By Axel Threlfall and John Irish
DAVOS, Switzerland – Former British Prime Minister Boris Johnson on Thursday urged allies to double down on sending military equipment to support Ukraine and speed up an end to the war with Russia.
Johnson, who left office in September 2022 amid a wave of scandal, was leading Britain when Russia invaded Ukraine in February and in subsequent weeks sought to position Britain as the Ukraine’s number one ally in the West.
“There is nothing to be lost by doubling down on the materiel, equipment that we are sending to Ukraine and there is nothing to fear in escalation, and the best thing for the world is to get this thing done, and done fast,” Johnson said in an interview as part of the Reuters Impact Arctic Warning series on the sidelines of the World Economic Forum (WEF) in Davos.
“That is the cheapest solution. It’s the solution that has the lowest cost in human life and suffering.”

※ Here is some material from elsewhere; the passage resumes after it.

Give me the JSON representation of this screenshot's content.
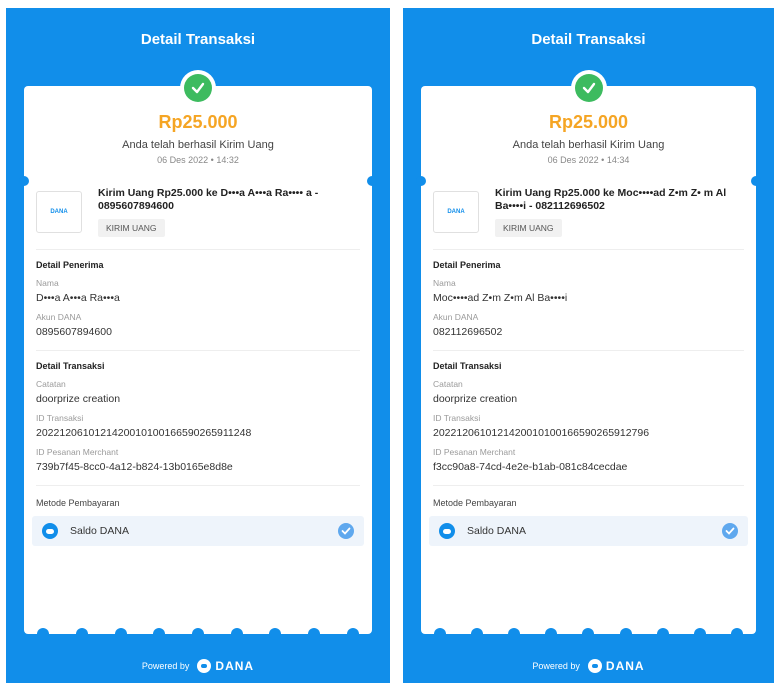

Johnson was speaking at Ukraine House, an exhibition front on Davos’ main high street, where Ukraine’s high-level delegation has been drumming up support for the country as it nears the end of the first year of the war.
The former mayor of London was made an honorary citizen of Ukraine’s capital on Wednesday night by Kyiv’s mayor Vitali Klitschko in Davos.
Waving his residency card proudly, Johnson said it would be his “golden Oyster card” – a reference to the travelcard used in London – to one day return to the Ukrainian capital, although he had no immediate plans to go.
“I hope one day I will be able to use it,” he said, adding that he had great relations with Ukraine President Voldomyr Zelenskiy.
Johnson dismissed suggestions that his activism on Ukraine could be seen as undermining current British Prime Minister, Rishi Sunak, as he ramps up military support.
Britain this week said it would supply Ukraine with 14 Challenger 2 main battle tanks – the first modern Western tanks to be promised to Kyiv – and other heavy weaponry.
“I’m a humble backbencher and I’m backing my government which remains wholly supportive of Voldomyr Zelenskiy, and the Ukrainian people and where I can be useful is keeping the narrative up and reminding people,” he said.
Johnson, who was also prime minister when a deal was struck in Glasgow in 2021 to combat climate change, added that the war in Ukraine should not be used as an excuse to go back on pledges.
“It was a big moment and then Ukraine happened and everybody panicked and thought we had we gone too far, too fast,” he said.
Johnson said the world should not reverse course, but press ahead with new green technologies, such as wind and nuclear power, and that the results would eventually appear.
“You have to overcome people’s scepticism,” he said. “You have to show them that green agenda is going to bring their bills down and if we hadn’t put in the offshore wind in the United Kingdom the impact of what (Russian President Vladimir) Putin did would have been far worse.”
When asked whether one day he could see himself wandering the WEF again as British Prime Minister, Johnson remained diplomatic saying he was more than happy representing his constituents as a member of parliament.
“I’m having a very happy and productive time getting on representing Uxbridge and South Ruislip and doing some things I care about, amongst them Ukraine, which is very important,” he said with a wry smile.